You have met a lot of sales people over the years. What's their perception of the profession?
If you went to a third-grade class and asked `what do you want to be when you grow up?' the answers would be `doctor,' `lawyer,' `nurse,' or fireman. Nobody says `I am going to be a salesman.' Or very few people. It's interesting because it's not one of things many of us think about doing until actually in the process of having to look for a job. And that hasn't changed much. Even lots of people going to school would think about going into marketing, but not sales. A lot of people who complete their MBA — very ambitious people — end up working for the major stock brokerage houses as stockbrokers or investment bankers. And those are just fancy words for sales people. It's a career in which many people end up by accident. And that's one of the problems. Because we might have accidentally ended up in very wrong sales roles.
How do you see the inter-relationship between sales and the broader marketing role?
Normally, when we think about broader marketing, we think about consumer products. But about 70 per cent of the gross domestic product for any country is business-to-business transactions.
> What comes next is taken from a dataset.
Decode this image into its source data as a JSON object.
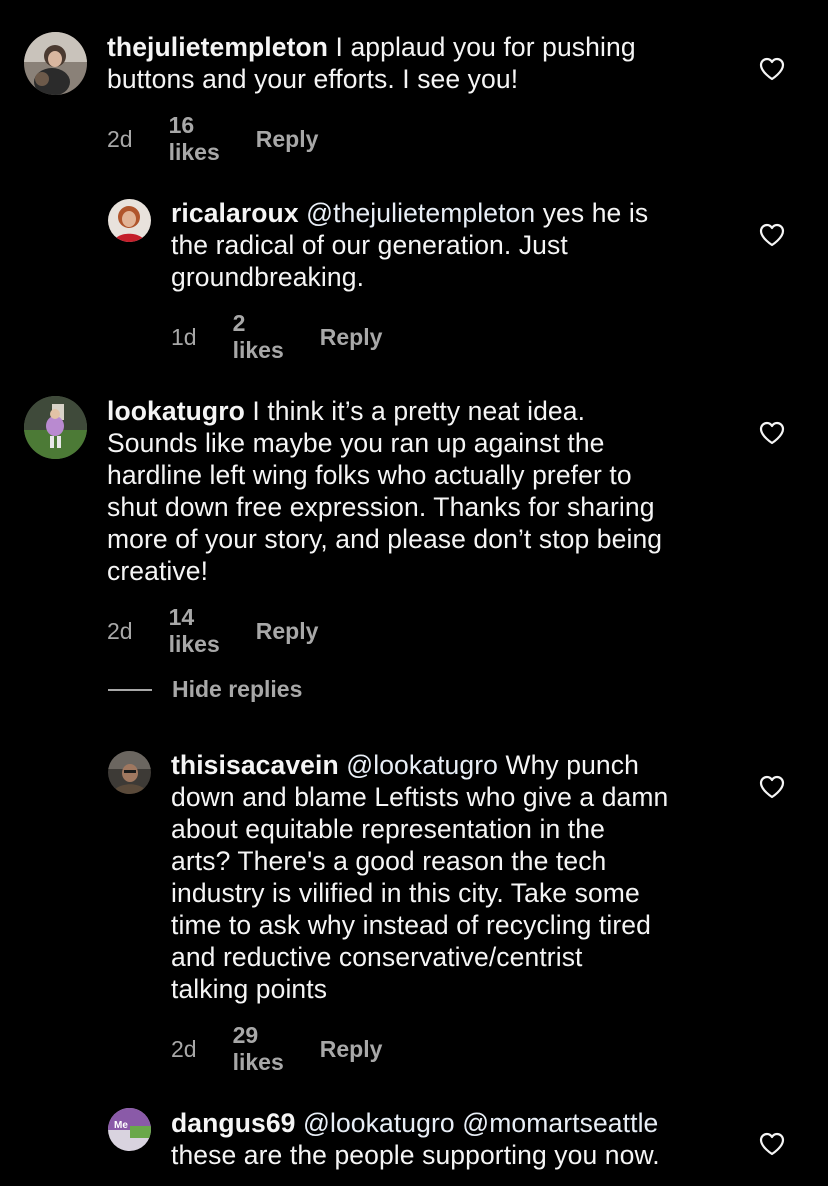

Very few of those kinds of companies can rely on television or print advertising because they have a much more targeted market class. Most of those have to rely very largely on the quality of its sales force. And for companies like that, their sales force is actually 80 per cent of their marketing. In consumer goods, sure, there's a bigger role for advertising in terms of creating customer demand. But even those cases usually rely on a sales force to make sure that the distribution channels are mapped and the product is properly positioned in the stores. While it changes from company to company, for many companies sales is the principal marketing activity.
And will it remain so?
I think so.
What are the future projects you would like to work on?
The reception to Discover you Sales Strengths has been really good. People are already asking us about a similar book for sales managers. And the other area in which I am really interested in, personally, is making the concepts about customer engagement much more well-known. People who draw up marketing plans need to pay much more attention to customer engagement score than market share. Your market share may go up for a couple of years because you have got a great product and your competitors don't. But if your customer engagement scores are not going up, that's business you are going to lose very quickly.
The likely success of any marketing or sales plan, in many cases, hinges on how strong your customer engagement scores are. If you don't have a clear picture of what that looks like, you can and will spend a lot of time on plans that will not pay off for you. I personally believe there's an important educational role to help people see just how important that bit of data is. Even when you are acquiring companies, you can use this data to know if you are getting what you are paying for.